Samsung Electronics Co’s quarterly earnings have fallen for the first time in two years, as sales of smartphones and tablets slow in developed countries.
The South Korean company yesterday estimated an operating profit of 8.3 trillion won (US$7.8 billion) for the final three months of last year, signifying a 6 percent annual decline.
The result fell below analysts’ forecasts and represented an 18 percent drop from the third quarter, while sales rose 5 percent to 59 trillion won in the same period.
Since the last quarter of 2011, Samsung’s operating income has increased every quarter, peaking at 10.2 trillion won in the July-to-September period last year.
The fourth-quarter performance shows that the explosive growth in the company’s lucrative mobile device business has come to a halt.
It will release its net profit results for the fourth quarter of last year later this month.
Analysts said that Samsung’s overall profit fell because its businesses that supply advanced displays and chips for Apple Inc’s iPhones, as well as its own Galaxy smartphones, posted smaller profits.
They said Samsung’s smartphone and Galaxy Gear smart watch businesses were not as lucrative as before because of higher marketing costs.
“It’s an earnings shock,” KDB Daewoo Securities Co analyst James Song said. “The profit at mobile communications business must have been much lower than expected although it’s likely that Samsung gave bigger bonuses to employees.”
Song had forecast that the South Korean giant would post 9.3 trillion won in operating profit.
Samsung’s smartphone business is also facing more competition in China.
Starting next week, Apple is scheduled to begin selling iPhones through China Mobile Ltd (中國移動), the world’s largest wireless carrier, a move that could threaten Samsung’s growth in the Chinese smartphone market.
Samsung had a 21 percent share of China’s smartphone sector during the third quarter, up from 14 percent a year earlier, while Apple’s share declined to 6 percent from 8 percent during the same period, research firm Canalys said.
Meanwhile, Samsung on Monday said it is tackling the problem of getting ultra-high-definition (UHD) content to its new television sets by teaming up with the Internet streaming services provided by Comcast Corp, Netflix Inc and Amazon.com Inc.
Like other television makers, the South Korean firm is betting that quadrupling the resolution of its sets will incite consumers to upgrade their existing HD versions.
The problem is that cable TV services and Blu-ray discs do not support the bump in resolution, leaving the ultra-sharp sets without content of matching quality.
At a press conference held during the International CES gadget show in Las Vegas, Nevada, Samsung said it would get UHD content through partnerships with US streaming services, bypassing traditional cable and disc delivery.

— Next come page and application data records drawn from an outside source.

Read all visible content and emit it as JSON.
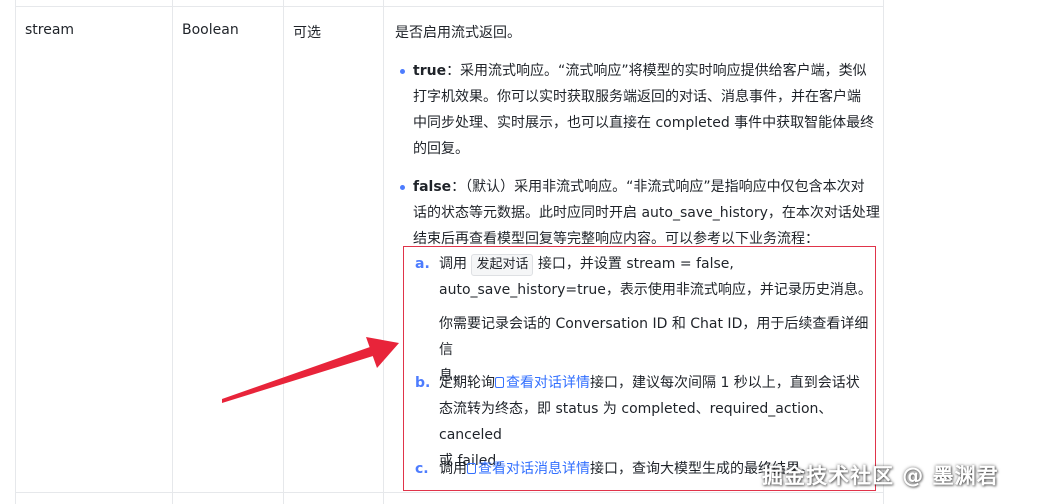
{
  "row": {
    "param": "stream",
    "type": "Boolean",
    "required": "可选",
    "summary": "是否启用流式返回。",
    "true_item": {
      "key": "true",
      "l1": "：采用流式响应。“流式响应”将模型的实时响应提供给客户端，类似",
      "l2": "打字机效果。你可以实时获取服务端返回的对话、消息事件，并在客户端",
      "l3": "中同步处理、实时展示，也可以直接在 completed 事件中获取智能体最终",
      "l4": "的回复。"
    },
    "false_item": {
      "key": "false",
      "l1": "：（默认）采用非流式响应。“非流式响应”是指响应中仅包含本次对",
      "l2": "话的状态等元数据。此时应同时开启 auto_save_history，在本次对话处理",
      "l3": "结束后再查看模型回复等完整响应内容。可以参考以下业务流程："
    },
    "steps": {
      "a": {
        "marker": "a.",
        "pre": "调用",
        "tag": "发起对话",
        "post": "接口，并设置 stream = false,",
        "l2": "auto_save_history=true，表示使用非流式响应，并记录历史消息。",
        "note1": "你需要记录会话的 Conversation ID 和 Chat ID，用于后续查看详细信",
        "note2": "息。"
      },
      "b": {
        "marker": "b.",
        "pre": "定期轮询",
        "link": "查看对话详情",
        "post": "接口，建议每次间隔 1 秒以上，直到会话状",
        "l2": "态流转为终态，即 status 为 completed、required_action、canceled",
        "l3": "或 failed。"
      },
      "c": {
        "marker": "c.",
        "pre": "调用",
        "link": "查看对话消息详情",
        "post": "接口，查询大模型生成的最终结果。"
      }
    }
  },
  "watermark": "掘金技术社区 @ 墨渊君",
  "colors": {
    "accent": "#3370ff",
    "highlight_box": "#e0344a",
    "arrow": "#e8243a",
    "border": "#e6e8eb"
  }
}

Under its partnership with Comcast, the US’ largest cable company, Samsung sets would get UHD content through an app running on the Internet-connected TV, bypassing Comcast’s set-top boxes.
Comcast owns movie and television studio NBCUniversal, giving it direct access to content shot in UHD, also known as 4K.
Similarly, Netflix, the largest provider of paid streaming video, shot its House of Cards series in 4K and has already said it will supply the program in that format to televisions from LG Electronics, Samsung’s local competitor.